Oregon lawmakers expect to include $100 million for infrastructure in the state’s rural areas in their spending plans, money available thanks to a nearly $1 billion surplus.
Majority Democrats handed $100 million to Republicans to spend as they please in an attempt to counteract some of the acrimony that has existed between the parties in recent years.
“It’s a good day when Republicans and Democrats can come together for the good of all Oregonians,” Senate Republican Leader Tim Knopp, R-Bend, said. “This money will help move forward important public projects throughout Oregon.”
Republicans’ priorities comprise infrastructure projects in rural areas, that will include repairs to roads, bridges and sewer systems.
“As our infrastructure ages, small towns are looking at big price tags to replace or repair water and sewer systems, bridges and public buildings,” Rep. David Gomberg, D-Otis said. “Now with the state’s help and federal dollars on the way, we can bring lasting change to rural communities across our state.”
Lawmakers have until March 7 to agree on a spending plan for a $789 million revenue windfall revealed in the February forecast by the state’s Office of Economic Analysis for the 2021-23 biennium. The forecast showed personal and corporate income taxes, lottery sales and other sources are all outpacing projections from its December forecast.
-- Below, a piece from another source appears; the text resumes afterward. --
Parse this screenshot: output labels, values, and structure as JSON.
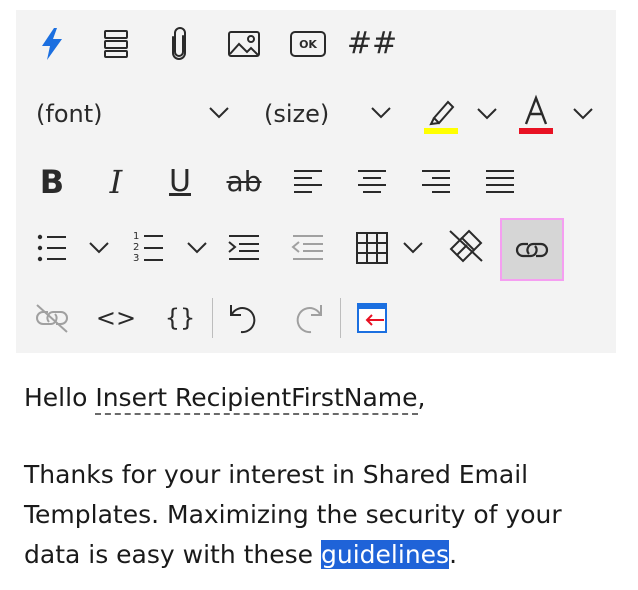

Oregon Gov. Kate Brown, a Democrat, who will be termed out this year, called the availability of the surplus “a pivotal moment” for the state when the forecast was announced.
The excess revenues are in addition to $179 million of unspent money from the last budget carried over to this session, for a total of $968 million of unanticipated funds.
Lawmakers have just a 35-day session that began Feb. 1 to make changes to the state’s $25.5 billion general fund budget approved for the 2021-23 biennium last year.
Priorities identified by the Democratic leadership are behavioral health, public safety, homelessness, energy efficiency and education.
Another $100 million will go for climate resilience projects, such as energy efficiency improvements, solar energy and drought relief. Sewer upgrades, wastewater and drinking water treatment are included in the mix.
Some of that funding will also help reduce transportation emission by building charging networks for trucks and include incentives for Oregonians to purchase electric vehicles. It also earmarks money for upgrades to the aging fuel storage systems that are vulnerable to earthquakes.
“Drought, fire and other climate disruptions put the most vulnerable Oregonians at great risk,” said Sen. Kate Lieber, D-Beaverton, chair of the Senate Committee on Energy and Environment. “By investing in resilient homes and clean energy, we can build safer and healthier communities, reduce the cost of energy for consumers and create good paying jobs.”